Immortality has been sought by mankind for millennia, but the secrets may not lie in sorcerous stones or face creams. Believe it or not, some organisms exhibit this oft-sought trait. The oldest known individual lifeforms on Earth were born nearly 5,000 years ago, and some sealife has the ability to seemingly reverse the aging process!
Biological immortality doesn’t mean that an organism can’t die, but instead means that they aren’t more likely to die the older they get.
A similar, perhaps more apt term for this trait, is negligible senescence. This is used to describe life that does not appear to biologically age.
Turtles and tortoises were long thought to be biologically immortal because of their long lifespans and reproductive health well into old age. Perhaps the greatest example is a tortoise on the island of Santa Cruz, in the Galapagos, named Diego. Diego was one of just two males on the island in the 1970s. Despite being over a hundred years old, he is now responsible for more than 800 offspring on the island.
Tortoises have since become a grey area in the world of biological immortality since some researchers suggest an eventual—albeit slow—loss of fitness in old age. Some species suspected of biological immortality are suspected to just age too slowly for modern science to accurately observe them losing steam.
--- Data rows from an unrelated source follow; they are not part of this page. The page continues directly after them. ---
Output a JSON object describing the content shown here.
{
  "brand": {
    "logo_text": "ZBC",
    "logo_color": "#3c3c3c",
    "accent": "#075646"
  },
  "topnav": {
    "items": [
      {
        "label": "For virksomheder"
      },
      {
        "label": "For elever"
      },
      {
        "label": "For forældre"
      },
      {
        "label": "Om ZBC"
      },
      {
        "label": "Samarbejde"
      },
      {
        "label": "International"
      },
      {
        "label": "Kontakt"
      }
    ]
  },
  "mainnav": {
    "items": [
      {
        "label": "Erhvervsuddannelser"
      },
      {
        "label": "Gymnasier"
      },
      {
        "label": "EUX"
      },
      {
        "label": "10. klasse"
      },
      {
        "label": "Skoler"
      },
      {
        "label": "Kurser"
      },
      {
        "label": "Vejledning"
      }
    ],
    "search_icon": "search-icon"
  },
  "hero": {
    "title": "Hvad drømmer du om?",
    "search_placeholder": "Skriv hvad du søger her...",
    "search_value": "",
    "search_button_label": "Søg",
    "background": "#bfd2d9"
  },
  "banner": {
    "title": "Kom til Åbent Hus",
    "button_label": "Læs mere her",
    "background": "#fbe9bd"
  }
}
True biological immortals, however, all seem to have a trick to their longevity.
A tree in the White Mountains of eastern California has lived for more than 5,000 years. It was alive long before the appearance of Egyptian hieroglyphics and stood through the rise and fall of the Greek, Roman, and Mongolian empires. It stands today, surrounded by a handful of other bristlecone pines that are nearly as old. These trees have weathered eons of abuse, situated in the cold, windy, and dry basin of the White Mountains. They grow so slowly in this harsh environment that some years don’t even add up to a ring of growth. Their expansion, however, means they are incredibly dense—so dense that pests and fungus find it almost impossible to affect them. Though their trunks may seem gnarled and twisted, scientists have observed through pollen analysis that their interior cells are identical to when they were thousands of years younger.
Another tree—this one spread across Canada—achieves immortality not by weathering time with slow growth, but by cloning itself! A quaking aspen tree may appear to die, but that’s actually just one of many trunks shared by a single root system. This particular tree may have multiple trunks above the ground at once and continues to produce new ones as the old ones expire. Though experts say this theoretically makes them immortal, they do note that the trees suffer mutations over time, and may eventually lose the ability to proliferate through pollen.
Ming the Clam
When scientists found a 507-year-old clam in the North Atlantic, dubbed Ming, they began considering quahog clams a candidate for biological immortality. Though the clam had lived since the 15th-century, biologists didn’t get much of chance to study it, because Ming died while they were performing a recount of his growth ridges. Ming’s secret to immortality may have been lost, but the researchers did note that Ming was one of just a small sample of clams taken, and that there are likely even older ones still at large.
Lobsters are perhaps one of the most well understood biological immortals. Aging, in most organisms, is accompanied by a decay of telomeres. Telomeres, simply, protect the ends of DNA. As we age, however, these telomeres wear away, and eventually, DNA loses functionality as it can be more easily damaged. Lobsters, however, have a compound that restores their telomeres.
Lobsters clocking in over 100 years old are fairly common, and the creatures continue to grow for much of this time. Unfortunately, though a lobster’s DNA is immortal, their exoskeletons become increasingly dangerous as they get older. Most old lobsters die from exhaustion when molting their old shells, and the oldest lobsters eventually stop molting all together. Their shells aren’t meant to last forever, though, and will eventually degrade.
Hydra, a tiny soft-bodied animal that lives in freshwater, exhibits no aging at all. Though these tiny organisms don’t usually survive for long in the wild, one kept in a lab lived for four years under close observation with no sign of aging. Possessing superior regenerative abilities, their tiny bodies are loaded with stem cells. Hydra also don’t reproduce sexually. Instead, they clone themselves. Seeking the secret to their amazing abilities, scientists experimented on hydra by removing certain proteins. One protein, called FoxO, was identified as the secret to their immortality. Without the protein, the hydra visibly aged.
The aptly named immortal jellyfish doesn’t just appear to peak in maturity and live forever, but instead is able to reverse its development. Jellyfish actually go through a number of stages in their lifecycle from polyp to mature jellyfish. The immortal jellyfish, however, can actually revert back to its juvenile form from adulthood. No other jellyfish has been observed with this unique ability, and scientists compare it to a butterfly being able to change back to a caterpillar.